## WHAT THE TASK REQUIRES
Without leaving out a single line, copy the records exactly.

## DATA FOR THE TASK
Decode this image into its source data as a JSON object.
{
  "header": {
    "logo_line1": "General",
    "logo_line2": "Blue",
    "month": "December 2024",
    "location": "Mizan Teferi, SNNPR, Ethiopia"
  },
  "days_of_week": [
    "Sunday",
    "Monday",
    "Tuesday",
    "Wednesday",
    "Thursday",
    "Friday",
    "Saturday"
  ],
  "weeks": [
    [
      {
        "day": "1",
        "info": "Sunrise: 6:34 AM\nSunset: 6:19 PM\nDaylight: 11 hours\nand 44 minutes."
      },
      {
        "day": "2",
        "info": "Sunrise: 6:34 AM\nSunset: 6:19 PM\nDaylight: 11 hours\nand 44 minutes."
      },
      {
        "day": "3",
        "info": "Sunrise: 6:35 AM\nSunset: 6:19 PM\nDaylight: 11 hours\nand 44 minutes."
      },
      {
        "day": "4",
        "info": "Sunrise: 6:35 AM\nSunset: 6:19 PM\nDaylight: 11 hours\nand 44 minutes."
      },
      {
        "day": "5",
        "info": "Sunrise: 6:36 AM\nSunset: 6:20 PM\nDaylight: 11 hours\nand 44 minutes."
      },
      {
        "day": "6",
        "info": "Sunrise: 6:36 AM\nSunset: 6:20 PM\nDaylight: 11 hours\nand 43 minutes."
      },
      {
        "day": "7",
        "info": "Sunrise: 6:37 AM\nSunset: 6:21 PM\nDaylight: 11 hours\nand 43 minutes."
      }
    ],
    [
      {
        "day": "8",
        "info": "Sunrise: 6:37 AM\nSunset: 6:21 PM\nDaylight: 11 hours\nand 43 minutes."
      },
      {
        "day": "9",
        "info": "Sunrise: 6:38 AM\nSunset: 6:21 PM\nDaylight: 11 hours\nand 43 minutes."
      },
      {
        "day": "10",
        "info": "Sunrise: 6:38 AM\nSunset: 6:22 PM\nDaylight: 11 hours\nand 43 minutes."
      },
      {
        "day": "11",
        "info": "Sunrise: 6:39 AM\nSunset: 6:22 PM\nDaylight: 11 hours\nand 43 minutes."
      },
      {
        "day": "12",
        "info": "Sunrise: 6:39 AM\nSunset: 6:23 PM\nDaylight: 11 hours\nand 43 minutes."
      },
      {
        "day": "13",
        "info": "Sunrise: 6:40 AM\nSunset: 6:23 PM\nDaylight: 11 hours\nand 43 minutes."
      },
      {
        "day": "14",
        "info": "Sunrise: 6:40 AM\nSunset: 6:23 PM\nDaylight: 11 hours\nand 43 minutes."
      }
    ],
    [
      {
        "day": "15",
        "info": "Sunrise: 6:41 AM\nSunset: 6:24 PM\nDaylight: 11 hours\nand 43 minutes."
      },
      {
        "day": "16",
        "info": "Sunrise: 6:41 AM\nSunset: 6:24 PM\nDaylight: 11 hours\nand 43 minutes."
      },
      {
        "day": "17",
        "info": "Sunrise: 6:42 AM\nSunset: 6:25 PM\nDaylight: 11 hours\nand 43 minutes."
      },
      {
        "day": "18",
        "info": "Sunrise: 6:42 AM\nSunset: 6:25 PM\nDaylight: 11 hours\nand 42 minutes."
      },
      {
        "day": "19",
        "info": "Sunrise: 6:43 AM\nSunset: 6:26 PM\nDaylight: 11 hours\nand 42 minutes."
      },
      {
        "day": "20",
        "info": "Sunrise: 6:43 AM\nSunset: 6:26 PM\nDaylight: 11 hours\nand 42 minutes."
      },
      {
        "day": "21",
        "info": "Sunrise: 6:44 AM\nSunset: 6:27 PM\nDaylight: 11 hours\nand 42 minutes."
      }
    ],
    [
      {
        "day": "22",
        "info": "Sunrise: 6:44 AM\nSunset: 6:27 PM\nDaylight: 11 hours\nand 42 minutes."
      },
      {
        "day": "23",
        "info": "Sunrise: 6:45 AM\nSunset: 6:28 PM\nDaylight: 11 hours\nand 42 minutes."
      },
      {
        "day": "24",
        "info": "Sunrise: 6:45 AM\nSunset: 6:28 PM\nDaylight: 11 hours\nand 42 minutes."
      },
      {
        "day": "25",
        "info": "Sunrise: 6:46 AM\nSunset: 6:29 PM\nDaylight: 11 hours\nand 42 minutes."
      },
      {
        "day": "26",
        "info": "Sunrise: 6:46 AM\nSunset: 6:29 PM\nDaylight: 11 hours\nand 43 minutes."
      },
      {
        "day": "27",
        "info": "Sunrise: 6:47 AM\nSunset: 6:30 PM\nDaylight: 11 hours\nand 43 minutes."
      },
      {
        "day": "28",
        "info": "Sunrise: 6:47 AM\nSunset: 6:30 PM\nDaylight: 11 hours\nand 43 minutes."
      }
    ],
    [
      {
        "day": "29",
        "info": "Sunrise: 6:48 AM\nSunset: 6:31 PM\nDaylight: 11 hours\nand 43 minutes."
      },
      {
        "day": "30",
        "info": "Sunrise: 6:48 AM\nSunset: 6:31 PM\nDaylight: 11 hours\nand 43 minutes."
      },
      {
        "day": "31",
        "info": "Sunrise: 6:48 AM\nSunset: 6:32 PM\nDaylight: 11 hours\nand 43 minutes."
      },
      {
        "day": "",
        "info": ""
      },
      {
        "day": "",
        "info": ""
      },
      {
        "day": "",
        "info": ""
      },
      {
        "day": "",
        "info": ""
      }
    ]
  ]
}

## EXERCISE RESULT
Decode this image into its source data as a JSON object.
{
  "header": {
    "logo_line1": "General",
    "logo_line2": "Blue",
    "month": "December 2024",
    "location": "Mizan Teferi, SNNPR, Ethiopia"
  },
  "days_of_week": [
    "Sunday",
    "Monday",
    "Tuesday",
    "Wednesday",
    "Thursday",
    "Friday",
    "Saturday"
  ],
  "weeks": [
    [
      {
        "day": "1",
        "info": "Sunrise: 6:34 AM\nSunset: 6:19 PM\nDaylight: 11 hours\nand 44 minutes."
      },
      {
        "day": "2",
        "info": "Sunrise: 6:34 AM\nSunset: 6:19 PM\nDaylight: 11 hours\nand 44 minutes."
      },
      {
        "day": "3",
        "info": "Sunrise: 6:35 AM\nSunset: 6:19 PM\nDaylight: 11 hours\nand 44 minutes."
      },
      {
        "day": "4",
        "info": "Sunrise: 6:35 AM\nSunset: 6:19 PM\nDaylight: 11 hours\nand 44 minutes."
      },
      {
        "day": "5",
        "info": "Sunrise: 6:36 AM\nSunset: 6:20 PM\nDaylight: 11 hours\nand 44 minutes."
      },
      {
        "day": "6",
        "info": "Sunrise: 6:36 AM\nSunset: 6:20 PM\nDaylight: 11 hours\nand 43 minutes."
      },
      {
        "day": "7",
        "info": "Sunrise: 6:37 AM\nSunset: 6:21 PM\nDaylight: 11 hours\nand 43 minutes."
      }
    ],
    [
      {
        "day": "8",
        "info": "Sunrise: 6:37 AM\nSunset: 6:21 PM\nDaylight: 11 hours\nand 43 minutes."
      },
      {
        "day": "9",
        "info": "Sunrise: 6:38 AM\nSunset: 6:21 PM\nDaylight: 11 hours\nand 43 minutes."
      },
      {
        "day": "10",
        "info": "Sunrise: 6:38 AM\nSunset: 6:22 PM\nDaylight: 11 hours\nand 43 minutes."
      },
      {
        "day": "11",
        "info": "Sunrise: 6:39 AM\nSunset: 6:22 PM\nDaylight: 11 hours\nand 43 minutes."
      },
      {
        "day": "12",
        "info": "Sunrise: 6:39 AM\nSunset: 6:23 PM\nDaylight: 11 hours\nand 43 minutes."
      },
      {
        "day": "13",
        "info": "Sunrise: 6:40 AM\nSunset: 6:23 PM\nDaylight: 11 hours\nand 43 minutes."
      },
      {
        "day": "14",
        "info": "Sunrise: 6:40 AM\nSunset: 6:23 PM\nDaylight: 11 hours\nand 43 minutes."
      }
    ],
    [
      {
        "day": "15",
        "info": "Sunrise: 6:41 AM\nSunset: 6:24 PM\nDaylight: 11 hours\nand 43 minutes."
      },
      {
        "day": "16",
        "info": "Sunrise: 6:41 AM\nSunset: 6:24 PM\nDaylight: 11 hours\nand 43 minutes."
      },
      {
        "day": "17",
        "info": "Sunrise: 6:42 AM\nSunset: 6:25 PM\nDaylight: 11 hours\nand 43 minutes."
      },
      {
        "day": "18",
        "info": "Sunrise: 6:42 AM\nSunset: 6:25 PM\nDaylight: 11 hours\nand 42 minutes."
      },
      {
        "day": "19",
        "info": "Sunrise: 6:43 AM\nSunset: 6:26 PM\nDaylight: 11 hours\nand 42 minutes."
      },
      {
        "day": "20",
        "info": "Sunrise: 6:43 AM\nSunset: 6:26 PM\nDaylight: 11 hours\nand 42 minutes."
      },
      {
        "day": "21",
        "info": "Sunrise: 6:44 AM\nSunset: 6:27 PM\nDaylight: 11 hours\nand 42 minutes."
      }
    ],
    [
      {
        "day": "22",
        "info": "Sunrise: 6:44 AM\nSunset: 6:27 PM\nDaylight: 11 hours\nand 42 minutes."
      },
      {
        "day": "23",
        "info": "Sunrise: 6:45 AM\nSunset: 6:28 PM\nDaylight: 11 hours\nand 42 minutes."
      },
      {
        "day": "24",
        "info": "Sunrise: 6:45 AM\nSunset: 6:28 PM\nDaylight: 11 hours\nand 42 minutes."
      },
      {
        "day": "25",
        "info": "Sunrise: 6:46 AM\nSunset: 6:29 PM\nDaylight: 11 hours\nand 42 minutes."
      },
      {
        "day": "26",
        "info": "Sunrise: 6:46 AM\nSunset: 6:29 PM\nDaylight: 11 hours\nand 43 minutes."
      },
      {
        "day": "27",
        "info": "Sunrise: 6:47 AM\nSunset: 6:30 PM\nDaylight: 11 hours\nand 43 minutes."
      },
      {
        "day": "28",
        "info": "Sunrise: 6:47 AM\nSunset: 6:30 PM\nDaylight: 11 hours\nand 43 minutes."
      }
    ],
    [
      {
        "day": "29",
        "info": "Sunrise: 6:48 AM\nSunset: 6:31 PM\nDaylight: 11 hours\nand 43 minutes."
      },
      {
        "day": "30",
        "info": "Sunrise: 6:48 AM\nSunset: 6:31 PM\nDaylight: 11 hours\nand 43 minutes."
      },
      {
        "day": "31",
        "info": "Sunrise: 6:48 AM\nSunset: 6:32 PM\nDaylight: 11 hours\nand 43 minutes."
      },
      {
        "day": "",
        "info": ""
      },
      {
        "day": "",
        "info": ""
      },
      {
        "day": "",
        "info": ""
      },
      {
        "day": "",
        "info": ""
      }
    ]
  ]
}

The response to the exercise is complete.